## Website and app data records
:::::

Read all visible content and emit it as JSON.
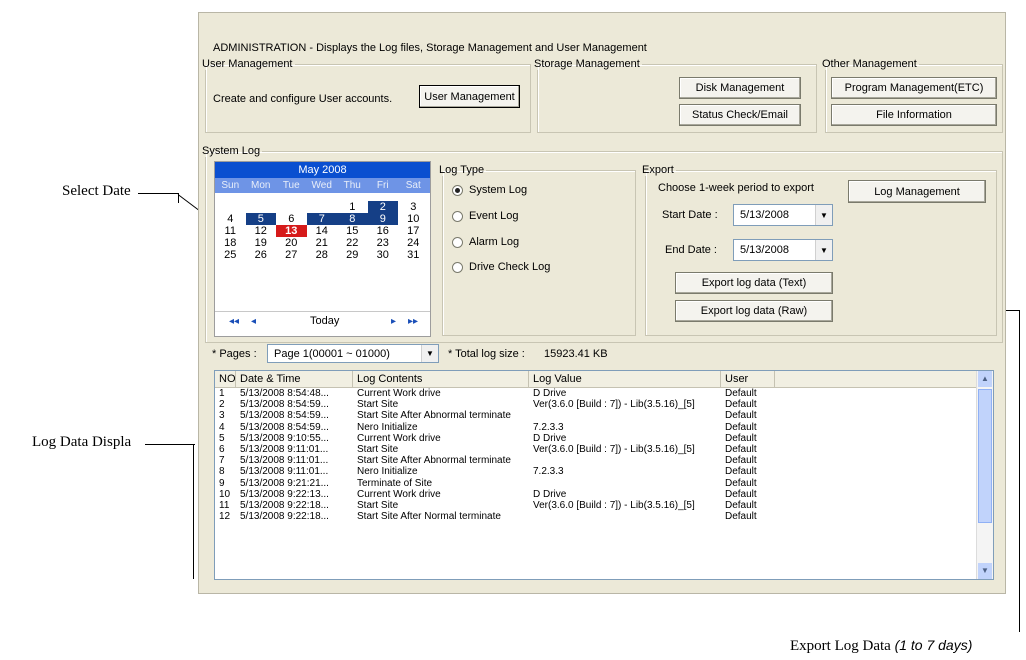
{
  "header": {
    "title": "ADMINISTRATION - Displays the Log files,  Storage Management and User Management"
  },
  "user_mgmt": {
    "legend": "User Management",
    "description": "Create and configure User accounts.",
    "button": "User Management"
  },
  "storage_mgmt": {
    "legend": "Storage Management",
    "disk_button": "Disk Management",
    "status_button": "Status Check/Email"
  },
  "other_mgmt": {
    "legend": "Other Management",
    "program_button": "Program Management(ETC)",
    "file_button": "File Information"
  },
  "system_log": {
    "legend": "System Log",
    "calendar": {
      "month": "May 2008",
      "weekdays": [
        "Sun",
        "Mon",
        "Tue",
        "Wed",
        "Thu",
        "Fri",
        "Sat"
      ],
      "weeks": [
        [
          "",
          "",
          "",
          "",
          "1",
          "2",
          "3"
        ],
        [
          "4",
          "5",
          "6",
          "7",
          "8",
          "9",
          "10"
        ],
        [
          "11",
          "12",
          "13",
          "14",
          "15",
          "16",
          "17"
        ],
        [
          "18",
          "19",
          "20",
          "21",
          "22",
          "23",
          "24"
        ],
        [
          "25",
          "26",
          "27",
          "28",
          "29",
          "30",
          "31"
        ]
      ],
      "selected_days": [
        "2",
        "5",
        "7",
        "8",
        "9"
      ],
      "today_day": "13",
      "today_label": "Today"
    },
    "log_type": {
      "legend": "Log Type",
      "options": [
        "System Log",
        "Event Log",
        "Alarm Log",
        "Drive Check Log"
      ],
      "selected": "System Log"
    },
    "export": {
      "legend": "Export",
      "instruction": "Choose 1-week period to export",
      "start_label": "Start Date :",
      "start_value": "5/13/2008",
      "end_label": "End Date :",
      "end_value": "5/13/2008",
      "export_text_button": "Export log data (Text)",
      "export_raw_button": "Export log data (Raw)",
      "log_mgmt_button": "Log Management"
    }
  },
  "pages": {
    "label": "* Pages :",
    "selected": "Page 1(00001 ~ 01000)",
    "total_label": "* Total log size :",
    "total_value": "15923.41 KB"
  },
  "table": {
    "columns": [
      "NO",
      "Date & Time",
      "Log Contents",
      "Log Value",
      "User",
      ""
    ],
    "rows": [
      [
        "1",
        "5/13/2008 8:54:48...",
        "Current Work drive",
        "D Drive",
        "Default"
      ],
      [
        "2",
        "5/13/2008 8:54:59...",
        "Start Site",
        "Ver(3.6.0 [Build : 7]) - Lib(3.5.16)_[5]",
        "Default"
      ],
      [
        "3",
        "5/13/2008 8:54:59...",
        "Start Site After Abnormal terminate",
        "",
        "Default"
      ],
      [
        "4",
        "5/13/2008 8:54:59...",
        "Nero Initialize",
        "7.2.3.3",
        "Default"
      ],
      [
        "5",
        "5/13/2008 9:10:55...",
        "Current Work drive",
        "D Drive",
        "Default"
      ],
      [
        "6",
        "5/13/2008 9:11:01...",
        "Start Site",
        "Ver(3.6.0 [Build : 7]) - Lib(3.5.16)_[5]",
        "Default"
      ],
      [
        "7",
        "5/13/2008 9:11:01...",
        "Start Site After Abnormal terminate",
        "",
        "Default"
      ],
      [
        "8",
        "5/13/2008 9:11:01...",
        "Nero Initialize",
        "7.2.3.3",
        "Default"
      ],
      [
        "9",
        "5/13/2008 9:21:21...",
        "Terminate of Site",
        "",
        "Default"
      ],
      [
        "10",
        "5/13/2008 9:22:13...",
        "Current Work drive",
        "D Drive",
        "Default"
      ],
      [
        "11",
        "5/13/2008 9:22:18...",
        "Start Site",
        "Ver(3.6.0 [Build : 7]) - Lib(3.5.16)_[5]",
        "Default"
      ],
      [
        "12",
        "5/13/2008 9:22:18...",
        "Start Site After Normal terminate",
        "",
        "Default"
      ]
    ]
  },
  "annotations": {
    "select_date": "Select Date",
    "log_data_display": "Log Data Displa",
    "export_log_data": "Export Log Data ",
    "export_log_data_range": "(1 to 7 days)"
  },
  "colors": {
    "panel": "#ece9d8",
    "calendar_header": "#0a4fd0",
    "calendar_dow": "#6e94e6",
    "selected_day": "#153f86",
    "today": "#d61a1a"
  }
}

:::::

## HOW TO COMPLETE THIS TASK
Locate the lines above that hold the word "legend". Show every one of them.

## WRITTEN SOLUTION
    "legend": "User Management",
    "legend": "Storage Management",
    "legend": "Other Management",
    "legend": "System Log",
      "legend": "Log Type",
      "legend": "Export",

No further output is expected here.